CMS intends to implement a five-star rating system on all of its web sites that display comparative quality information for providers. Stars are nice, but precision, in the form of detailed quality data, must remain public for quality to improve.
I thought I was on to a big hush-hush secret. On Monday I began making inquiries to my sources in Washington. I'd heard that Medicare was making plans to rank hospitals using a five-star system. Five stars.
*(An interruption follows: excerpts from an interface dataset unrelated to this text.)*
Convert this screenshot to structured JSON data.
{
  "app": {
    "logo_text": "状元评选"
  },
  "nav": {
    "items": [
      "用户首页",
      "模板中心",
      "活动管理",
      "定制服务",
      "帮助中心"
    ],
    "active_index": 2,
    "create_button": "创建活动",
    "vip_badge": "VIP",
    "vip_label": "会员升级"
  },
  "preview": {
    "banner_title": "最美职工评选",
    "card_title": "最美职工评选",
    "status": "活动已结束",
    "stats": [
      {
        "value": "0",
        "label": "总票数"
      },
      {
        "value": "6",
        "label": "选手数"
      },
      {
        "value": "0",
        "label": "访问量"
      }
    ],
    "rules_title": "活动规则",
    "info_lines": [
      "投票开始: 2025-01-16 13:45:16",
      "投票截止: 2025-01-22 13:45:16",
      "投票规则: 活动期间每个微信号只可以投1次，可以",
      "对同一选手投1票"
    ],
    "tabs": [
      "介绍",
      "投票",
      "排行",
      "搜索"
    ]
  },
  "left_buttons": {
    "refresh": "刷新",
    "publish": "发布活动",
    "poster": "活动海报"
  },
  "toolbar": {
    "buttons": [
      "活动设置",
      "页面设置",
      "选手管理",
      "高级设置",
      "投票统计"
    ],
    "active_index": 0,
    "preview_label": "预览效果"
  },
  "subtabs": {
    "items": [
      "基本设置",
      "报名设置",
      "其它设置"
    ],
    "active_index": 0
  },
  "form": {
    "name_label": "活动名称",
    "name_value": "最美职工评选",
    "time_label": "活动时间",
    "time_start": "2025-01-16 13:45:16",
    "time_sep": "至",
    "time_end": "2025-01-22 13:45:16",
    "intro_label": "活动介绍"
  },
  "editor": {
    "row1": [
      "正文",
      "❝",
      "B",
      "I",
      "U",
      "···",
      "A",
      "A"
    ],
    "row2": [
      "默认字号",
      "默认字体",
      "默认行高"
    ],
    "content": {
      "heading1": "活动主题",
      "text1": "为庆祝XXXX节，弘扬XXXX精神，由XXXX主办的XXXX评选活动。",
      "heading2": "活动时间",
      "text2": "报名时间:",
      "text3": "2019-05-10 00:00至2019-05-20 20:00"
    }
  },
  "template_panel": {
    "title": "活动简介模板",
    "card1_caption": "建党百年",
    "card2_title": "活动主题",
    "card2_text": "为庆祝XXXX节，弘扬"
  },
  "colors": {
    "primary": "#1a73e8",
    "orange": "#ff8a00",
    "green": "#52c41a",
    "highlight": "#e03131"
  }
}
Wow.
A public affairs official with the Centers for Medicare & Medicaid Services called it a "rumor" and said no such change was planned, at least not "in the near future." I was told that my sources were confused.
But after nearly 30 e-mails between CMS and me over the last three days, I've finally received confirmation: Medicare does intend to apply its Five-Star Rating System to some 4,000 Medicare-eligible acute care facilities in a Hospital Compare update, and "maybe" as early as this December.
Maybe to you and me that's not the "near future," but in a hospital leader's world, it's almost tomorrow.
Just like CMS gives stars to nursing homes, Medicare health plans with Part B coverage, Medicare Advantage plans, physician group practices and accountable care organizations on Physician Compareto mark their comparative performance on a variety of quality measures, hospitals too will be scored with one to five little green stars.